When you put your hi-hat stand on the floor, you’ll find it’s super wobbly at first - you want to push the legs down so they’re fully extended and the stand won’t move while you’re playing.
Step 4: Cymbal Stands
Next up are your cymbal stands. A standard drum setup would have your ride cymbal on the right, two crashes in the middle and a hi-hat on the left.
Your ride cymbal should hover over your floor tom and both crash cymbals should sit a few inches above the mounted toms, but not too high - you’ll want to keep them within a comfortable reach.
Setting up the cymbal stands is very similar to setting up a snare drum stand - you want to pull the legs down so they’re fully extended and your stand is stable.
Step 5: Cymbals
I usually start from biggest to smallest with my cymbals, but there's no hard and fast rule for which you should put on first.
Once you put your cymbal on the stand, you should have one piece of felt below the cymbal and one piece on the top. Once these are in place, you can tighten them up.
How To Assemble A Hi-Hat
When you come to placing your hi-hat, this works a little differently. You need to know exactly how to assemble a hi-hat.
Hi-hats consist of two cymbals - most will have a little engraving saying which is the bottom. If yours doesn't, an easy way to tell which is the bottom, is that it should be heavier. The bottom cymbal goes on your stand first.
Between the two cymbals sits a hi-hat clamp, this is made up of two bits of felt and two washers in the middle that need to stay together - these ensure you won't have a wobbling hi hat.
Put your top cymbal on top of your clamp, then put a washer on top of the cymbal. Next, tighten the whole arrangement as tight as it can go.
Though your hi-hat set up might appear daunting at first, it's really not that much harder than setting up your other cymbals.

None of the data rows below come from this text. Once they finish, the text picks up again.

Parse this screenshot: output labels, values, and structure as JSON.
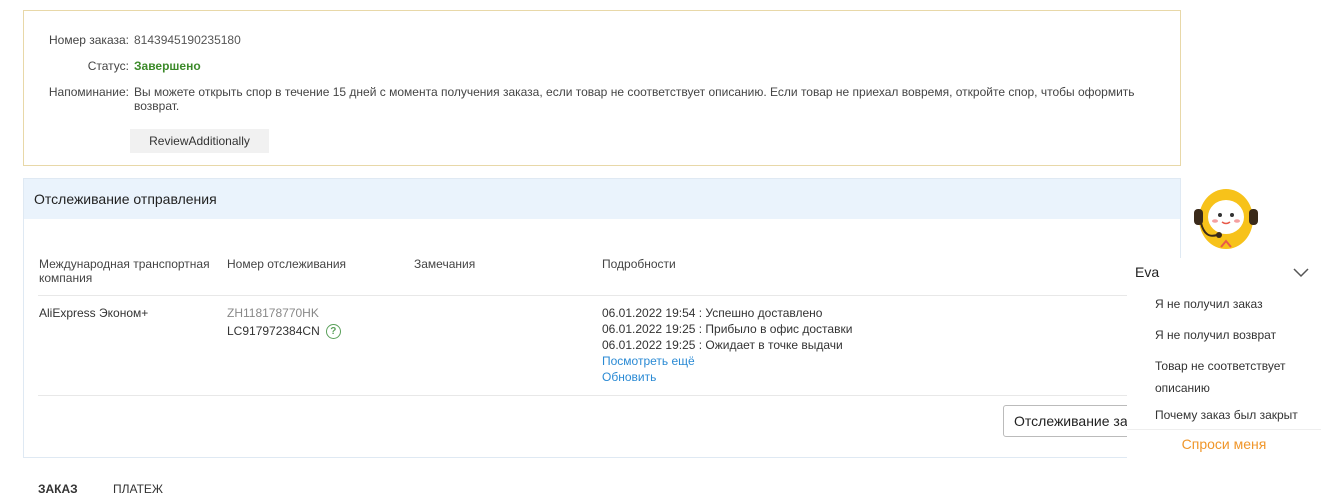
{
  "order": {
    "number_label": "Номер заказа:",
    "number_value": "8143945190235180",
    "status_label": "Статус:",
    "status_value": "Завершено",
    "reminder_label": "Напоминание:",
    "reminder_text": "Вы можете открыть спор в течение 15 дней с момента получения заказа, если товар не соответствует описанию. Если товар не приехал вовремя, откройте спор, чтобы оформить возврат.",
    "review_button": "ReviewAdditionally"
  },
  "tracking": {
    "title": "Отслеживание отправления",
    "columns": {
      "carrier": "Международная транспортная компания",
      "number": "Номер отслеживания",
      "remarks": "Замечания",
      "details": "Подробности"
    },
    "row": {
      "carrier": "AliExpress Эконом+",
      "tracking_number_1": "ZH118178770HK",
      "tracking_number_2": "LC917972384CN",
      "events": [
        "06.01.2022 19:54 : Успешно доставлено",
        "06.01.2022 19:25 : Прибыло в офис доставки",
        "06.01.2022 19:25 : Ожидает в точке выдачи"
      ],
      "see_more": "Посмотреть ещё",
      "refresh": "Обновить"
    },
    "track_button": "Отслеживание заказа"
  },
  "tabs": [
    "ЗАКАЗ",
    "ПЛАТЕЖ"
  ],
  "assistant": {
    "name": "Eva",
    "items": [
      "Я не получил заказ",
      "Я не получил возврат",
      "Товар не соответствует описанию",
      "Почему заказ был закрыт"
    ],
    "ask_label": "Спроси меня",
    "accent_color": "#f0962a"
  },
  "colors": {
    "status_green": "#3c8a2a",
    "link_blue": "#2a8ad4",
    "header_bg": "#eaf3fc",
    "order_border": "#e8d8a8"
  }
}
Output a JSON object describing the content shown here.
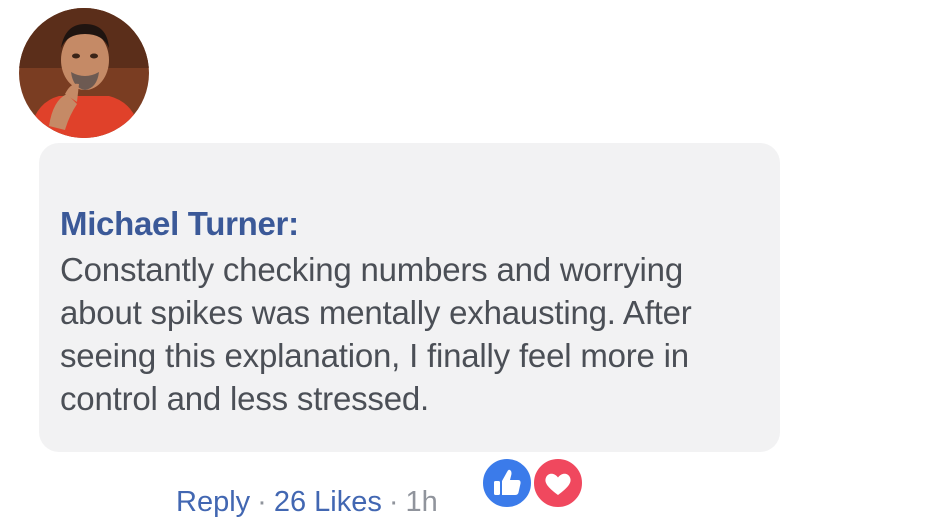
{
  "comment": {
    "author": "Michael Turner:",
    "text": "Constantly checking numbers and worrying about spikes was mentally exhausting. After seeing this explanation, I finally feel more in control and less stressed."
  },
  "actions": {
    "reply_label": "Reply",
    "separator": "·",
    "likes_label": "26 Likes",
    "time": "1h"
  },
  "reactions": [
    {
      "type": "like",
      "icon": "thumbs-up-icon",
      "color": "#3b7bea"
    },
    {
      "type": "love",
      "icon": "heart-icon",
      "color": "#f0485e"
    }
  ],
  "colors": {
    "author": "#3b5998",
    "link": "#4267b2",
    "bubble": "#f2f2f3",
    "text": "#4b4f56",
    "muted": "#90949c"
  }
}
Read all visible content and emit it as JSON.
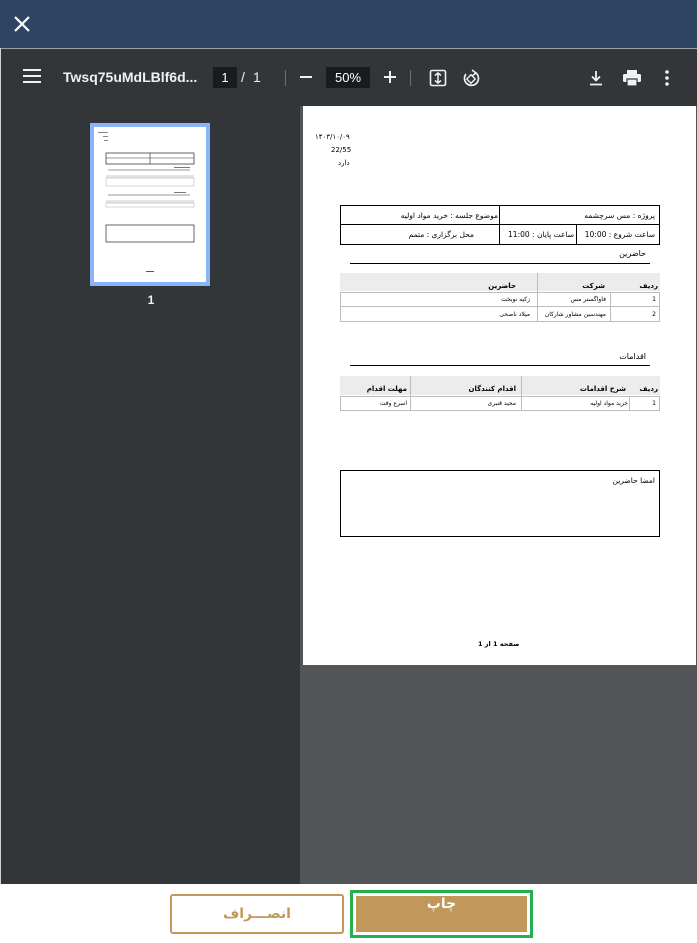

The drum set setup demonstrated above is widely considered the most common and therefore the most suitable for beginner drummers. That being said, for many drummers their drum kit setup style won't change drastically throughout their careers - many will continue using this basic drum setup at a professional level. This means, it's worth taking the time to really learn this basic drum kit setup.
Once you’ve mastered setting up your drum kit, you can head over to the Drumming Tips section of the Pirate Blog to learn more playing techniques, from how to hold drumsticks to how to hit cymbals properly, and access free drum practice routines for beginners.
Lastly, if you're wondering which drum set is best for beginners, it's worth trying the kits at Pirate's drum practice studios before investing in your own stand up drum set. Even a 3 piece drum setup is very expensive to buy, whereas you can get the works at Pirate and pay per hour.
Pirate has drum practice studios available in cities across the UK, US and Germany - head to Pirate.com to find your closest one and get practicing.